Records provided START

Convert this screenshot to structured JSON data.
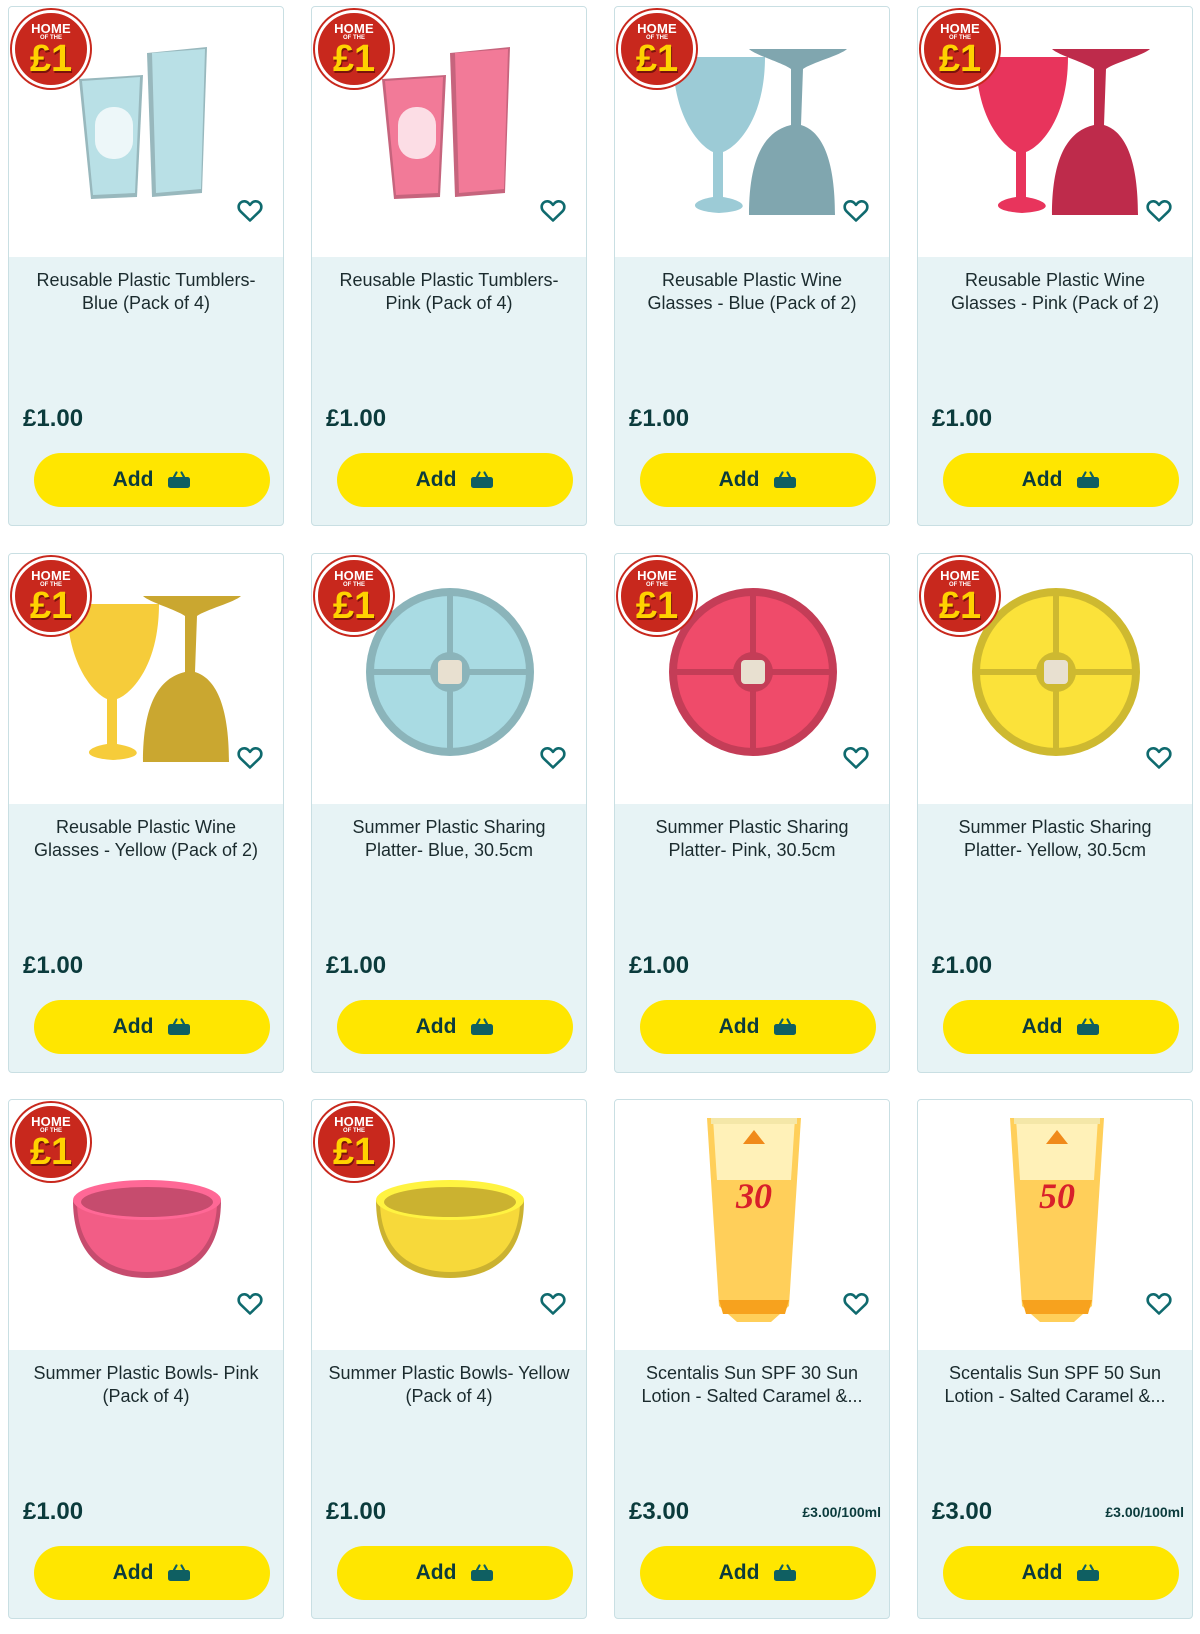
{
  "colors": {
    "card_bg": "#e7f3f5",
    "add_button": "#ffe600",
    "badge_red": "#c8281d",
    "badge_yellow": "#ffd200",
    "text_dark": "#0b3b3c"
  },
  "badge": {
    "line1": "HOME",
    "line2": "OF THE",
    "price": "£1"
  },
  "products": [
    {
      "name": "Reusable Plastic Tumblers- Blue (Pack of 4)",
      "price": "£1.00",
      "unit_price": "",
      "add_label": "Add",
      "badge": true,
      "image": "tumblers",
      "color": "#b9e0e6"
    },
    {
      "name": "Reusable Plastic Tumblers- Pink (Pack of 4)",
      "price": "£1.00",
      "unit_price": "",
      "add_label": "Add",
      "badge": true,
      "image": "tumblers",
      "color": "#f27a98"
    },
    {
      "name": "Reusable Plastic Wine Glasses - Blue (Pack of 2)",
      "price": "£1.00",
      "unit_price": "",
      "add_label": "Add",
      "badge": true,
      "image": "wine",
      "color": "#9ccbd6"
    },
    {
      "name": "Reusable Plastic Wine Glasses - Pink (Pack of 2)",
      "price": "£1.00",
      "unit_price": "",
      "add_label": "Add",
      "badge": true,
      "image": "wine",
      "color": "#e8345c"
    },
    {
      "name": "Reusable Plastic Wine Glasses - Yellow (Pack of 2)",
      "price": "£1.00",
      "unit_price": "",
      "add_label": "Add",
      "badge": true,
      "image": "wine",
      "color": "#f6cc3a"
    },
    {
      "name": "Summer Plastic Sharing Platter- Blue, 30.5cm",
      "price": "£1.00",
      "unit_price": "",
      "add_label": "Add",
      "badge": true,
      "image": "platter",
      "color": "#a9dbe3"
    },
    {
      "name": "Summer Plastic Sharing Platter- Pink, 30.5cm",
      "price": "£1.00",
      "unit_price": "",
      "add_label": "Add",
      "badge": true,
      "image": "platter",
      "color": "#ef4b6a"
    },
    {
      "name": "Summer Plastic Sharing Platter- Yellow, 30.5cm",
      "price": "£1.00",
      "unit_price": "",
      "add_label": "Add",
      "badge": true,
      "image": "platter",
      "color": "#fbe23a"
    },
    {
      "name": "Summer Plastic Bowls- Pink (Pack of 4)",
      "price": "£1.00",
      "unit_price": "",
      "add_label": "Add",
      "badge": true,
      "image": "bowl",
      "color": "#f25d86"
    },
    {
      "name": "Summer Plastic Bowls- Yellow (Pack of 4)",
      "price": "£1.00",
      "unit_price": "",
      "add_label": "Add",
      "badge": true,
      "image": "bowl",
      "color": "#f7d93a"
    },
    {
      "name": "Scentalis Sun SPF 30 Sun Lotion - Salted Caramel &...",
      "price": "£3.00",
      "unit_price": "£3.00/100ml",
      "add_label": "Add",
      "badge": false,
      "image": "lotion",
      "color": "#ffcf5a",
      "spf": "30"
    },
    {
      "name": "Scentalis Sun SPF 50 Sun Lotion - Salted Caramel &...",
      "price": "£3.00",
      "unit_price": "£3.00/100ml",
      "add_label": "Add",
      "badge": false,
      "image": "lotion",
      "color": "#ffcf5a",
      "spf": "50"
    }
  ]
}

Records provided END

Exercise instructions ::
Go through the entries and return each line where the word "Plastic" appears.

Task response ::
      "name": "Reusable Plastic Tumblers- Blue (Pack of 4)",
      "name": "Reusable Plastic Tumblers- Pink (Pack of 4)",
      "name": "Reusable Plastic Wine Glasses - Blue (Pack of 2)",
      "name": "Reusable Plastic Wine Glasses - Pink (Pack of 2)",
      "name": "Reusable Plastic Wine Glasses - Yellow (Pack of 2)",
      "name": "Summer Plastic Sharing Platter- Blue, 30.5cm",
      "name": "Summer Plastic Sharing Platter- Pink, 30.5cm",
      "name": "Summer Plastic Sharing Platter- Yellow, 30.5cm",
      "name": "Summer Plastic Bowls- Pink (Pack of 4)",
      "name": "Summer Plastic Bowls- Yellow (Pack of 4)",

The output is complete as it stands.